“I got a quarter,” the thin white lips sneered. “I cannot sell you a frank, sir. Is that clear?” “Whatsa matter with you, friend?”

“What’s the matter with me? What’s the matter with you? Are you unnatural enough to want a hot dog this early in the afternoon? My conscience will not let me sell you one. Just look at your loathsome complexion. You are a growing boy whose system needs to be surfeited with vegetables and orange juice and whole wheat bread and spinach and such. I, for one, will not contribute to the debauchery of a minor.”

“Whadda you talking about? Sell me one of them hot dogs. I’m hungry. I ain’t had no lunch.”

“No!” Ignatius screamed so furiously that the pas-sersby stared. “Now get away from me before I run over you with this cart.”

George pulled open the lid of the bun compartment and said, “Hey, you got plenty stuff in here. Fix me a weenie.”

“Help!” Ignatius screamed, suddenly remembering the old man’s warnings about robberies. “Someone is stealing my buns!
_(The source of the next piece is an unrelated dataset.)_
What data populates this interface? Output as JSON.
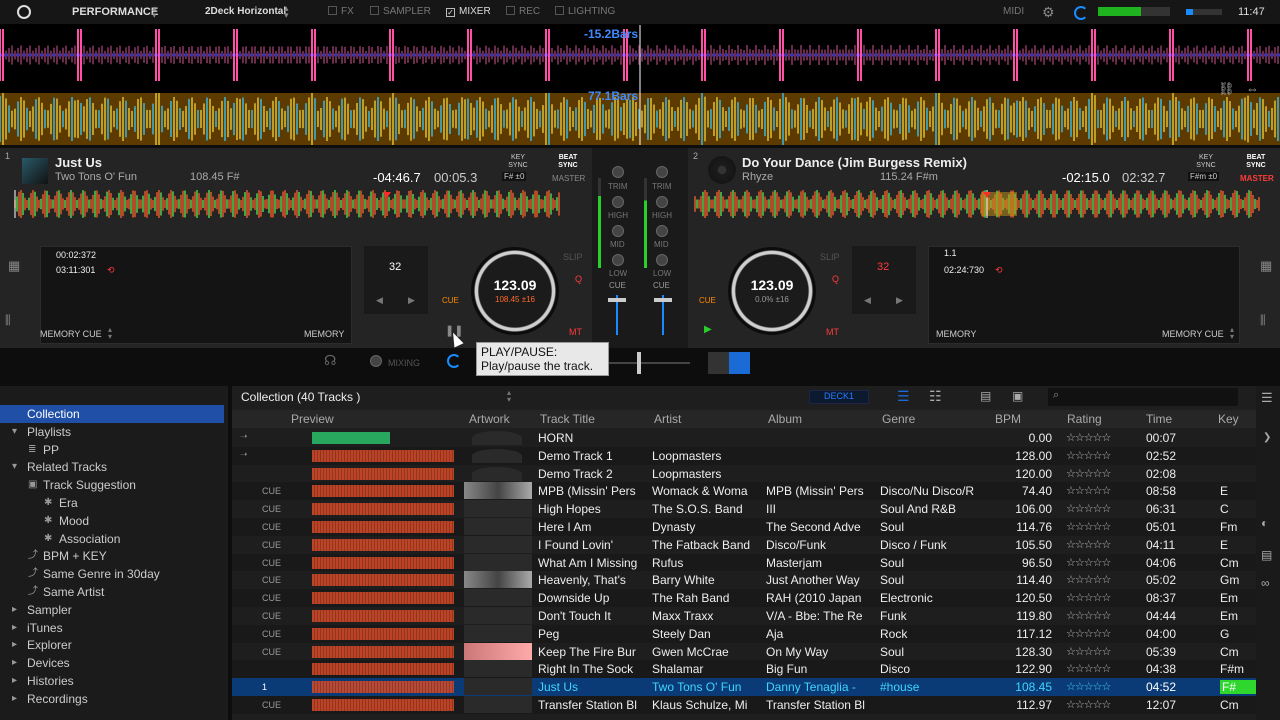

Police!”

My son, Lee in front of a cart.

My son, Lee in front of a cart.

What I learned this week,December 14, 2012

Why The Hot Sauce Industry Is The New Craft Beer Industry

and

Hot Sauce Goes Mainstream


11 Foods You Can’t Buy Anywhere Anymore


How to Make Beer

Check out this beautiful 1933 brewing guide from the pages of Popular Science.


Pint Sized
How nanobreweries—fledgling operations in garages and backyard sheds—are revolutionizing the American beer industry.


Pan’s Labyrinth to be Adapted into Stage Musical


The Decade’s 25 Most-Essential Foreign Films


Cook Your Meat in a Beer Cooler: The World’s Best (and Cheapest) Sous-Vide Hack


The Monster Collection of Moleskine Tips, Tricks and Hacks

Here and There – Chihuly and Winfrey Point

A photo I took a while back of the Chihuly Exhibit in the Arboretum, with White Rock Lake’s Winfrey Point in the distance across an arm of the lake. This huge glass sculpture is called “The Sun.”

Chihuly with Winfrey Point in the background, across the water.

Chihuly with Winfrey Point in the background, across the water.

A shot I took from a bicycle ride on Winfrey Point, with the Arboretum and the Chihuly Sun in the background.

Arboretum from Winfrey Point, a peloton of cyclists going by on the road.

Arboretum from Winfrey Point, a peloton of cyclists going by on the road.